As with any site like this, please do not seek to make any returns from any ideas or commentary herein. It is for documentation purposes only.


Closing for Christmas

It seems funny that my first post on my new blog should be one about how I am closing up shop for the Christmas period.

While some may think this is because of some arbitrary seasonality reasons, it is simply because I am too busy seeing family, climbing in this great British winter we’re having and generally just needing a break. Which is healthy for any trading strategy.

That being said, I am still holding a profitable Gold short that I will explain in detail shortly. First I want to briefly touch on what I am looking at for the New Year so I can (try) and hit the ground running.

Since I look at a lot of commodities, and they have broadly and largely been getting hammered. I tend to keep a close eye on the dollar. While I am still bullish dollars for now, a lot is weighing on that sentiment and where we might be at the end of January.

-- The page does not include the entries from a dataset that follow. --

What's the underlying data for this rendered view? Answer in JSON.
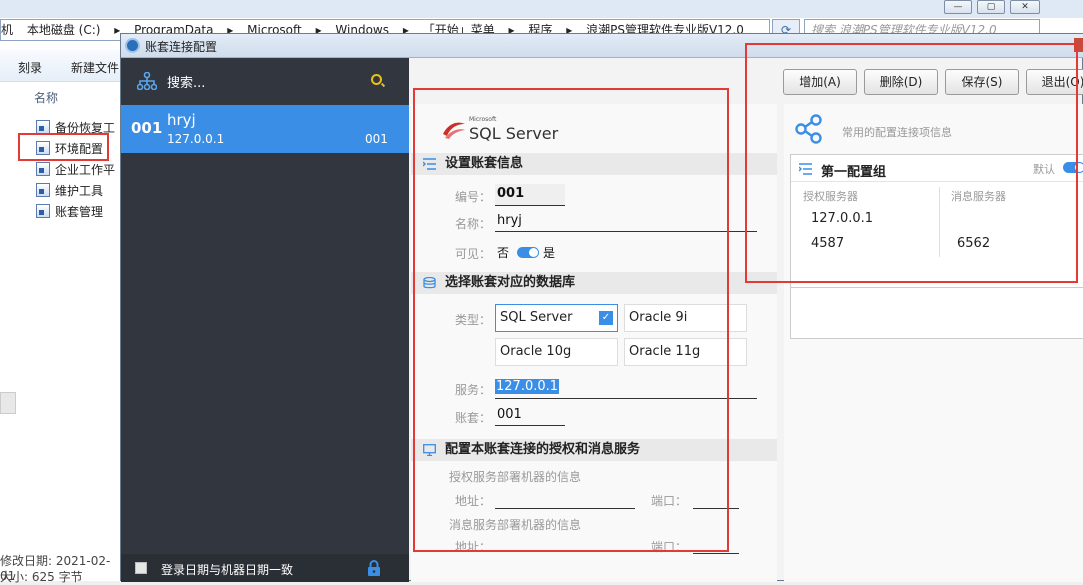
{
  "explorer": {
    "address_parts": [
      "机",
      "本地磁盘 (C:)",
      "▸",
      "ProgramData",
      "▸",
      "Microsoft",
      "▸",
      "Windows",
      "▸",
      "「开始」菜单",
      "▸",
      "程序",
      "▸",
      "浪潮PS管理软件专业版V12.0"
    ],
    "search_placeholder": "搜索 浪潮PS管理软件专业版V12.0",
    "toolbar": {
      "burn": "刻录",
      "new_folder": "新建文件"
    },
    "column_header": "名称",
    "files": [
      {
        "name": "备份恢复工"
      },
      {
        "name": "环境配置"
      },
      {
        "name": "企业工作平"
      },
      {
        "name": "维护工具"
      },
      {
        "name": "账套管理"
      }
    ],
    "status": {
      "modified": "修改日期: 2021-02-01",
      "size": "大小: 625 字节"
    },
    "window_buttons": [
      "—",
      "▢",
      "✕"
    ]
  },
  "dialog": {
    "title": "账套连接配置",
    "sidebar": {
      "search_label": "搜索...",
      "selected_item": {
        "code": "001",
        "name": "hryj",
        "ip": "127.0.0.1",
        "code_right": "001"
      },
      "bottom_checkbox_label": "登录日期与机器日期一致"
    },
    "toolbar": {
      "add": "增加(A)",
      "delete": "删除(D)",
      "save": "保存(S)",
      "exit": "退出(O)"
    },
    "form": {
      "logo_small": "Microsoft",
      "logo": "SQL Server",
      "section_account": "设置账套信息",
      "code_label": "编号：",
      "code_value": "001",
      "name_label": "名称：",
      "name_value": "hryj",
      "visible_label": "可见：",
      "visible_no": "否",
      "visible_yes": "是",
      "section_db": "选择账套对应的数据库",
      "type_label": "类型：",
      "db_options": [
        "SQL Server",
        "Oracle 9i",
        "Oracle 10g",
        "Oracle 11g"
      ],
      "selected_db": "SQL Server",
      "service_label": "服务：",
      "service_value": "127.0.0.1",
      "account_label": "账套：",
      "account_value": "001",
      "section_services": "配置本账套连接的授权和消息服务",
      "auth_info": "授权服务部署机器的信息",
      "msg_info": "消息服务部署机器的信息",
      "addr_label": "地址：",
      "port_label": "端口："
    },
    "right": {
      "subtitle": "常用的配置连接项信息",
      "group_title": "第一配置组",
      "default_label": "默认",
      "auth_server_label": "授权服务器",
      "auth_ip": "127.0.0.1",
      "auth_port": "4587",
      "msg_server_label": "消息服务器",
      "msg_port": "6562"
    }
  },
  "colors": {
    "accent": "#3a8ee6",
    "sidebar": "#31363f",
    "highlight_box": "#e53935"
  }
}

ICE Dollar Index Futures March-18 contract as of the date of this post closed at 93.02

A loss of 92-91 would likely be sign of bearish continuation in that down channel from early 2017. to 90 and lower. Over 94-95 and this contract will likely get rolled over in my portfolio.

While the Head & Shoulders reversal has given a false signal, it could still be argued by the die hard chartist it is still intact in a more complex or “unbalanced” way.


The Bloomberg Softs Index compared to the Spot Dollar Index would suggest we’re still in a decision making period and it could be either side by the the end of 1Q18 – That being said, I am still bullish US Dollars and see no reason to be bullish a heavily shorted market like most commodities. Here is some charts that may showcase both arguments.


The Bloomberg Softs index above can be seen to have made a higher low from that October 2015 low.

The same cannot be said for the Grains Index. Which is trading at it’s lowest level ever at the time of writing.


It is interesting to note the large RSI divergence in these commodities. Which has historically lead to some quite large runs. Remember, history is not a reason to place a trade.

The Bloomberg Agriculture subindex shows this quite well over a long period of time. Also trading at it’s lowest level ever.


To sum up these charts, I’d like to see the Dollar to continue to strengthen, and for commodities to continue their series of lower lows until the first half of the New Year. This would confirm the loss of what once were potential bases in things like Wheat, Corn, Cocoa and Sugar and maybe open up a signal to short so we can possibly profit from this move.

One trade I still have open and may possibly roll over is the short in Gold.

I truly believe that the downtrend in Gold is not over and there is to be continual sideways to downward pressure. I cannot speculate on a time frame for this as we’ve been here 5+ years already.

I initiated a short position in Gold December-17 on the 12/05/17 at 1262 at 4% risk to total account capital. Shortly thereafter, as per my rule I immediately trimmed half the position at 1243 and lowered my stop to 1257.

Since this is now an incredibly low to no risk trade I can dwell on wether to roll it over if it survives this possible retest of prior support or continue a new short position on the next most liquid contract.

Gold – December 17 Contract.


Gold, Continuous Contract – Weekly.


Huge base? We will have to wait and see. 1400+ is the close Gold bulls require in my personal opinion.

I am going to close out here by wishing you all a Happy Holidays and a profitable New Year. Any questions, please see the “Contact” section at the top of this page.


Alistair M. D.

As with any site like this, please do not seek to make any returns from any ideas or commentary herein. It is for documentation purposes only.